- Cassoulet with White Beans, Sausage & Turkey
- 3 pounds pork shoulder
- 1 ½ tablespoons salt
- 1 tablespoon freshly ground black pepper
- 2 tablespoons minced toasted garlic
- ½ cup fresh minced sage
- 1 ounce white wine
- 2 cups ice water
- 1 small container sausage casing
- Grind the pork through a coarse grinding plate. Place into a chilled bowl set into a larger bowl of ice. Using your hands or a wooden spoon, mix in the salt until well blended. Mix in the pepper, garlic, and sage.

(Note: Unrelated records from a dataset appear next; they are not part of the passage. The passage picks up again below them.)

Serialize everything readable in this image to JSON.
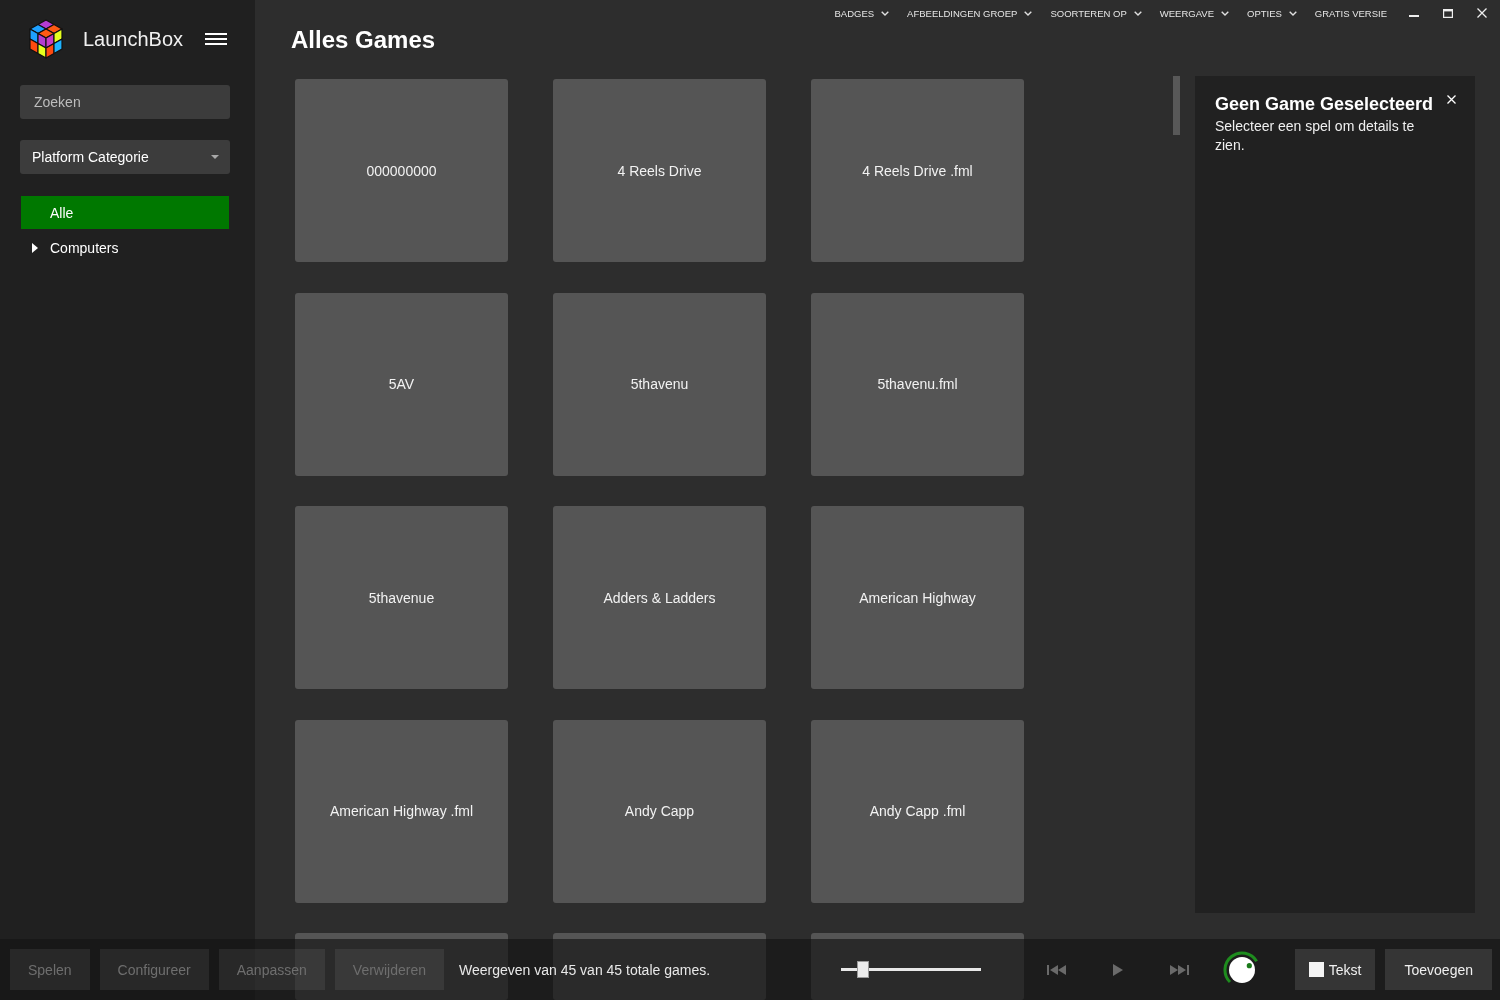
{
  "window": {
    "menu": [
      {
        "label": "BADGES",
        "kind": "dropdown"
      },
      {
        "label": "AFBEELDINGEN GROEP",
        "kind": "dropdown"
      },
      {
        "label": "SOORTEREN OP",
        "kind": "dropdown"
      },
      {
        "label": "WEERGAVE",
        "kind": "dropdown"
      },
      {
        "label": "OPTIES",
        "kind": "dropdown"
      },
      {
        "label": "GRATIS VERSIE",
        "kind": "link"
      }
    ]
  },
  "sidebar": {
    "app_name": "LaunchBox",
    "search": {
      "placeholder": "Zoeken"
    },
    "category_dropdown": {
      "value": "Platform Categorie"
    },
    "tree": [
      {
        "label": "Alle",
        "selected": true
      },
      {
        "label": "Computers",
        "selected": false,
        "expanded": false
      }
    ]
  },
  "main": {
    "title": "Alles Games",
    "games": [
      {
        "title": "000000000",
        "selected": false
      },
      {
        "title": "4 Reels Drive",
        "selected": false
      },
      {
        "title": "4 Reels Drive .fml",
        "selected": false
      },
      {
        "title": "5AV",
        "selected": false
      },
      {
        "title": "5thavenu",
        "selected": false
      },
      {
        "title": "5thavenu.fml",
        "selected": false
      },
      {
        "title": "5thavenue",
        "selected": false
      },
      {
        "title": "Adders & Ladders",
        "selected": false
      },
      {
        "title": "American Highway",
        "selected": false
      },
      {
        "title": "American Highway .fml",
        "selected": false
      },
      {
        "title": "Andy Capp",
        "selected": false
      },
      {
        "title": "Andy Capp .fml",
        "selected": false
      },
      {
        "selected": false
      },
      {
        "selected": false
      },
      {
        "selected": false
      }
    ]
  },
  "details_panel": {
    "title": "Geen Game Geselecteerd",
    "message": "Selecteer een spel om details te zien."
  },
  "bottom_bar": {
    "buttons": [
      {
        "label": "Spelen",
        "disabled": true
      },
      {
        "label": "Configureer",
        "disabled": true
      },
      {
        "label": "Aanpassen",
        "disabled": true
      },
      {
        "label": "Verwijderen",
        "disabled": true
      }
    ],
    "status": "Weergeven van 45 van 45 totale games.",
    "zoom_slider": {
      "level": 0.16
    },
    "media": [
      {
        "kind": "previous",
        "disabled": true
      },
      {
        "kind": "play",
        "disabled": true
      },
      {
        "kind": "next",
        "disabled": true
      }
    ],
    "volume_knob": {
      "level": 0.72
    },
    "text_toggle": {
      "label": "Tekst",
      "checked": false
    },
    "add_button": {
      "label": "Toevoegen"
    }
  }
}
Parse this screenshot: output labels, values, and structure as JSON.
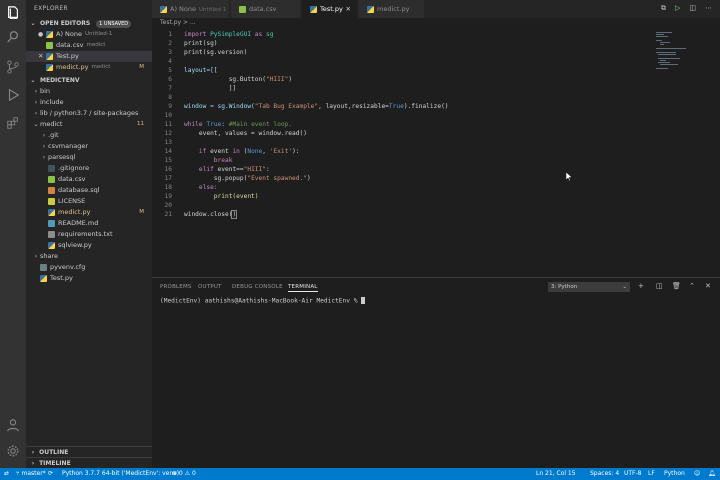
{
  "sidebar": {
    "title": "EXPLORER",
    "open_editors": {
      "label": "OPEN EDITORS",
      "badge": "1 UNSAVED",
      "items": [
        {
          "name": "A) None",
          "detail": "Untitled-1",
          "icon": "python-icon"
        },
        {
          "name": "data.csv",
          "detail": "medict",
          "icon": "csv-icon"
        },
        {
          "name": "Test.py",
          "detail": "",
          "icon": "python-icon"
        },
        {
          "name": "medict.py",
          "detail": "medict",
          "status": "M",
          "icon": "python-icon"
        }
      ]
    },
    "workspace": {
      "label": "MEDICTENV",
      "items": [
        {
          "name": "bin",
          "type": "folder"
        },
        {
          "name": "include",
          "type": "folder"
        },
        {
          "name": "lib / python3.7 / site-packages",
          "type": "folder"
        },
        {
          "name": "medict",
          "type": "folder-open",
          "status": "11"
        },
        {
          "name": ".git",
          "type": "folder"
        },
        {
          "name": "csvmanager",
          "type": "folder"
        },
        {
          "name": "parsesql",
          "type": "folder"
        },
        {
          "name": ".gitignore",
          "type": "file"
        },
        {
          "name": "data.csv",
          "type": "file"
        },
        {
          "name": "database.sql",
          "type": "file"
        },
        {
          "name": "LICENSE",
          "type": "file"
        },
        {
          "name": "medict.py",
          "type": "file",
          "status": "M"
        },
        {
          "name": "README.md",
          "type": "file"
        },
        {
          "name": "requirements.txt",
          "type": "file"
        },
        {
          "name": "sqlview.py",
          "type": "file"
        },
        {
          "name": "share",
          "type": "folder"
        },
        {
          "name": "pyvenv.cfg",
          "type": "file"
        },
        {
          "name": "Test.py",
          "type": "file"
        }
      ]
    },
    "outline_label": "OUTLINE",
    "timeline_label": "TIMELINE"
  },
  "tabs": [
    {
      "name": "A) None",
      "detail": "Untitled-1"
    },
    {
      "name": "data.csv",
      "detail": ""
    },
    {
      "name": "Test.py",
      "detail": ""
    },
    {
      "name": "medict.py",
      "detail": ""
    }
  ],
  "breadcrumb": "Test.py > ...",
  "code": {
    "line_numbers": [
      "1",
      "2",
      "3",
      "4",
      "5",
      "6",
      "7",
      "8",
      "9",
      "10",
      "11",
      "12",
      "13",
      "14",
      "15",
      "16",
      "17",
      "18",
      "19",
      "20",
      "21"
    ],
    "lines": {
      "l1_kw": "import",
      "l1_rest": " PySimpleGUI ",
      "l1_as": "as",
      "l1_end": " sg",
      "l2": "print(sg)",
      "l3": "print(sg.version)",
      "l5": "layout=[[",
      "l6_a": "            sg.Button(",
      "l6_s": "\"HIII\"",
      "l6_b": ")",
      "l7": "            ]]",
      "l9_a": "window = sg.Window(",
      "l9_s": "\"Tab Bug Example\"",
      "l9_b": ", layout,resizable=",
      "l9_t": "True",
      "l9_c": ").finalize()",
      "l11_kw": "while",
      "l11_t": " True",
      "l11_c": ": ",
      "l11_cm": "#Main event loop.",
      "l12": "    event, values = window.read()",
      "l14_kw": "    if",
      "l14_a": " event ",
      "l14_in": "in",
      "l14_b": " (",
      "l14_n": "None",
      "l14_c": ", ",
      "l14_s": "'Exit'",
      "l14_d": "):",
      "l15": "        break",
      "l16_kw": "    elif",
      "l16_a": " event==",
      "l16_s": "\"HIII\"",
      "l16_b": ":",
      "l17_a": "        sg.popup(",
      "l17_s": "\"Event spawned.\"",
      "l17_b": ")",
      "l18": "    else:",
      "l19": "        print(event)",
      "l21_a": "window.close(",
      "l21_b": ")"
    }
  },
  "panel": {
    "tabs": [
      "PROBLEMS",
      "OUTPUT",
      "DEBUG CONSOLE",
      "TERMINAL"
    ],
    "terminal_select": "3: Python",
    "prompt": "(MedictEnv) aathishs@Aathishs-MacBook-Air MedictEnv % "
  },
  "status": {
    "branch": "master*",
    "interpreter": "Python 3.7.7 64-bit ('MedictEnv': venv)",
    "problems": "⊗ 0 ⚠ 0",
    "position": "Ln 21, Col 15",
    "spaces": "Spaces: 4",
    "encoding": "UTF-8",
    "eol": "LF",
    "language": "Python"
  },
  "colors": {
    "accent": "#007acc",
    "keyword": "#c586c0",
    "string": "#ce9178",
    "comment": "#6a9955",
    "modified": "#e2c08d"
  }
}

- Add the white wine and test the consistency by pressing a small ball of meat into the bowl of a spoon and turning the spoon upside down; if the sausage stays for 5 seconds before falling, you’re ready to go! If not, add ice water little by little until you achieve the right balance.
- Form into patties or stuff into casings (see interactions above).
- Cook for 7 minutes on each side or until done.
4 thoughts on “Sausage Making 101: Classic Sage Sausage Recipe”
Traditionally a summer sausage (like salami or bologna) has additional added salt and is smoked and dried so thoroughly it can be stored during summer without refrigeration. (They’ve been making it since before refrigerators were invented, and butchers and deli workers used to hang them in an unrefrigerated window) Today we use less salt and less cooking on our lunchmeats so refrigerating them is a must.
Winter sausage or “fresh sausage,” is what we eat at McDonald’s today, and what you probably had for breakfast, it is not preserved because winter temperatures will do the job.
I grew up on a farm, we slaughtered our own hogs, and made our own sausage. A standard sausage recipe is
– 2 lbs of pork from the roughest toughest, toughest cut of the animal,
– 1 lb of pork fat (adjusted slightly according to how fatty your choice of pork-cut is
– 1 lb of “variety meat,” the liver, kidney, brains etc. whatever it is that you normally don’t eat
Season to taste.
You can make anything from German sausage to Italian sausage to currywurst to Mexican chorizo, to sage sausage, to bologna so this varies a lot, but standard seasoning is as follows:
1 tablespoon of salt
½ tablespoon of black pepper
½ tablespoon of garlic powder
½ tablespoon of ground dried sage
Beer or wine to taste.
Onions or scallions to taste
Grind coarsely (like hamburger) for most sausages, grind very finely and cook or smoke for lunchmeat.
To make liverwurst you must use 33% liver (typically smoked ahead of time). To make Braunschweiger (a heavenly form of liverwurst) you must also use a lot of bacon. You thought liver and onions don’t taste good. You were making them wrong.
Where do you buy the casings?
Great job! I am not sure that I will have the patience to make this…but I sure hope a friend of mine does!